First, lawmakers could consider creating a federal data privacy law. Providing a uniform privacy standard that applies to all users would establish a baseline for how websites handle, collect, store, and use consumer data. Such an approach would provide consistent regulatory clarity, no matter the website’s size or a user’s location. This consistency ensures users that startups and incumbents face the same incentives to protect their data, which lowers the cost of switching platforms or experimenting with a new entrant. This approach would also nudge developers to design products with privacy in mind, protecting consumers, fostering trust between users and platforms, and promoting innovation without compromising individual privacy. With a federal privacy law, platforms would have strong incentives to better manage and protect children’s information, limiting the risk that nefarious actors could use such information to harm children.

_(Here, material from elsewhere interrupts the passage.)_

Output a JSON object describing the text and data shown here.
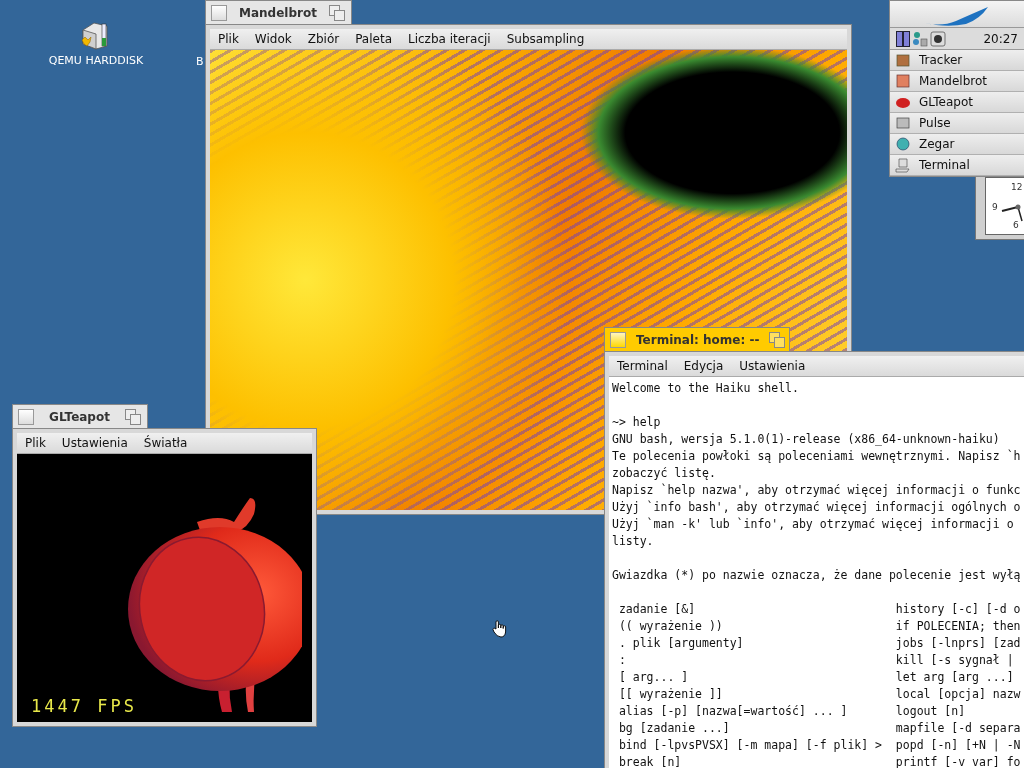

Further, if specific technologies such as E2EE, algorithmic amplification of harmful content, or even social media generally present concerns for lawmakers, Congress should review the aspects of these technologies it believes may be harmful. By holding platforms liable for the use of these technologies and their role in providing subjectively harmful content, the bills would incentivize firms to limit their use and offering entirely. Because legislation designed to protect children could have significant ripple effects for such technologies broadly, Congress should evaluate the benefits and costs these technologies offer rather than ban them per se under the auspices of protecting children.
Beyond regulation, lawmakers should evaluate the benefits of existing digital literacy programs and consider potential improvements. Some research has shown that minors with higher digital literacy skills were better prepared to deal with online harms, avoid harmful experiences, and cope with negative emotions related to digital interactions. The Department of Education, several state and city education departments and organizations, and international organizations have resources for students, parents, and educators related to digital literacy.
Congress designed EARN-IT, KOSA, and MATURE to improve protections for children online, but these bills threaten to exacerbate existing harms and may even create new ones. While protecting children online is an important goal, lawmakers must work to ensure that legislation does not inadvertently expose children to additional harm or unnecessarily erode all users’ online experience. Instead, Congress should more narrowly target areas of concern by passing a federal data privacy standard, as well as evaluating existing digital literacy programs and considering improvements that would enable users to better navigate the benefits and costs presented by online platforms.